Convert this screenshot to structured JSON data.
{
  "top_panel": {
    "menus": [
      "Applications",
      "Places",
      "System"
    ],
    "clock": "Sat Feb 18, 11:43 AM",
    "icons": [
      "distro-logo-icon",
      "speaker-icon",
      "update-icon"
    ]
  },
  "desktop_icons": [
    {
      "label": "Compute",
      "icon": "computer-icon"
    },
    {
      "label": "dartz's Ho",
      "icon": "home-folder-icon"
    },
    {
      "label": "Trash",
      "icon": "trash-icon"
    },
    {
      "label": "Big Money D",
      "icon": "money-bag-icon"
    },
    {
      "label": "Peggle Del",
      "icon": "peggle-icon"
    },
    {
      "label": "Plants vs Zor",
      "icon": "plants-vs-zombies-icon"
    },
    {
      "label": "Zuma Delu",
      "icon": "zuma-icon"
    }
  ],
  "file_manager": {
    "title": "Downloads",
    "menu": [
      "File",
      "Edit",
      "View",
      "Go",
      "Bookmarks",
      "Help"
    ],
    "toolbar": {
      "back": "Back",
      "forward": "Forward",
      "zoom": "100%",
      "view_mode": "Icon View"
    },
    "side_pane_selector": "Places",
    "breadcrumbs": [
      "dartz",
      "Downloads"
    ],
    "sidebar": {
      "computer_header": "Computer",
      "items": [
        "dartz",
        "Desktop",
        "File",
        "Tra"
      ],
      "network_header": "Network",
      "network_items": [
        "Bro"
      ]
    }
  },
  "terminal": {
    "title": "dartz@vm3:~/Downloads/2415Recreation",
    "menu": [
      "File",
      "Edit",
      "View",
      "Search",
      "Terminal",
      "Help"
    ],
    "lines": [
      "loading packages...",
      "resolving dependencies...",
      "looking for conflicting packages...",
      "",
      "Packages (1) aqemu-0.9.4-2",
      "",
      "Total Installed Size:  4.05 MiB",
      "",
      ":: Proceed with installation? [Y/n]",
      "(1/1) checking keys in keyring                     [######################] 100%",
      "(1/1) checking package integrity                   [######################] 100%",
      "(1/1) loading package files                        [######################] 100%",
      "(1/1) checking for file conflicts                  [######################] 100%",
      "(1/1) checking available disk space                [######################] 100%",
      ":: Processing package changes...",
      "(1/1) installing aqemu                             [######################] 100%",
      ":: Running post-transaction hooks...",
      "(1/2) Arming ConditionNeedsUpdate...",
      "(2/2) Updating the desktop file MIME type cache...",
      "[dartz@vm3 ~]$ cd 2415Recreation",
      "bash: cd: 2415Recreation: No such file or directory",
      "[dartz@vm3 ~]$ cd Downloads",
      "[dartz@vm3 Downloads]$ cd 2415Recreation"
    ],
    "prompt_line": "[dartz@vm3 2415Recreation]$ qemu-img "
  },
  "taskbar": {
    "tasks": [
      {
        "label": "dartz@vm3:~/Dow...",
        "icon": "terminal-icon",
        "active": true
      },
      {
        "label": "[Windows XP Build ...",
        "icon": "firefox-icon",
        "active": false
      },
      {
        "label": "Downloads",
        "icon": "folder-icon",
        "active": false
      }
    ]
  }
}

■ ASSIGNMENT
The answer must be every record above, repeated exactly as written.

■ OUTPUT FOR THIS TASK
Convert this screenshot to structured JSON data.
{
  "top_panel": {
    "menus": [
      "Applications",
      "Places",
      "System"
    ],
    "clock": "Sat Feb 18, 11:43 AM",
    "icons": [
      "distro-logo-icon",
      "speaker-icon",
      "update-icon"
    ]
  },
  "desktop_icons": [
    {
      "label": "Compute",
      "icon": "computer-icon"
    },
    {
      "label": "dartz's Ho",
      "icon": "home-folder-icon"
    },
    {
      "label": "Trash",
      "icon": "trash-icon"
    },
    {
      "label": "Big Money D",
      "icon": "money-bag-icon"
    },
    {
      "label": "Peggle Del",
      "icon": "peggle-icon"
    },
    {
      "label": "Plants vs Zor",
      "icon": "plants-vs-zombies-icon"
    },
    {
      "label": "Zuma Delu",
      "icon": "zuma-icon"
    }
  ],
  "file_manager": {
    "title": "Downloads",
    "menu": [
      "File",
      "Edit",
      "View",
      "Go",
      "Bookmarks",
      "Help"
    ],
    "toolbar": {
      "back": "Back",
      "forward": "Forward",
      "zoom": "100%",
      "view_mode": "Icon View"
    },
    "side_pane_selector": "Places",
    "breadcrumbs": [
      "dartz",
      "Downloads"
    ],
    "sidebar": {
      "computer_header": "Computer",
      "items": [
        "dartz",
        "Desktop",
        "File",
        "Tra"
      ],
      "network_header": "Network",
      "network_items": [
        "Bro"
      ]
    }
  },
  "terminal": {
    "title": "dartz@vm3:~/Downloads/2415Recreation",
    "menu": [
      "File",
      "Edit",
      "View",
      "Search",
      "Terminal",
      "Help"
    ],
    "lines": [
      "loading packages...",
      "resolving dependencies...",
      "looking for conflicting packages...",
      "",
      "Packages (1) aqemu-0.9.4-2",
      "",
      "Total Installed Size:  4.05 MiB",
      "",
      ":: Proceed with installation? [Y/n]",
      "(1/1) checking keys in keyring                     [######################] 100%",
      "(1/1) checking package integrity                   [######################] 100%",
      "(1/1) loading package files                        [######################] 100%",
      "(1/1) checking for file conflicts                  [######################] 100%",
      "(1/1) checking available disk space                [######################] 100%",
      ":: Processing package changes...",
      "(1/1) installing aqemu                             [######################] 100%",
      ":: Running post-transaction hooks...",
      "(1/2) Arming ConditionNeedsUpdate...",
      "(2/2) Updating the desktop file MIME type cache...",
      "[dartz@vm3 ~]$ cd 2415Recreation",
      "bash: cd: 2415Recreation: No such file or directory",
      "[dartz@vm3 ~]$ cd Downloads",
      "[dartz@vm3 Downloads]$ cd 2415Recreation"
    ],
    "prompt_line": "[dartz@vm3 2415Recreation]$ qemu-img "
  },
  "taskbar": {
    "tasks": [
      {
        "label": "dartz@vm3:~/Dow...",
        "icon": "terminal-icon",
        "active": true
      },
      {
        "label": "[Windows XP Build ...",
        "icon": "firefox-icon",
        "active": false
      },
      {
        "label": "Downloads",
        "icon": "folder-icon",
        "active": false
      }
    ]
  }
}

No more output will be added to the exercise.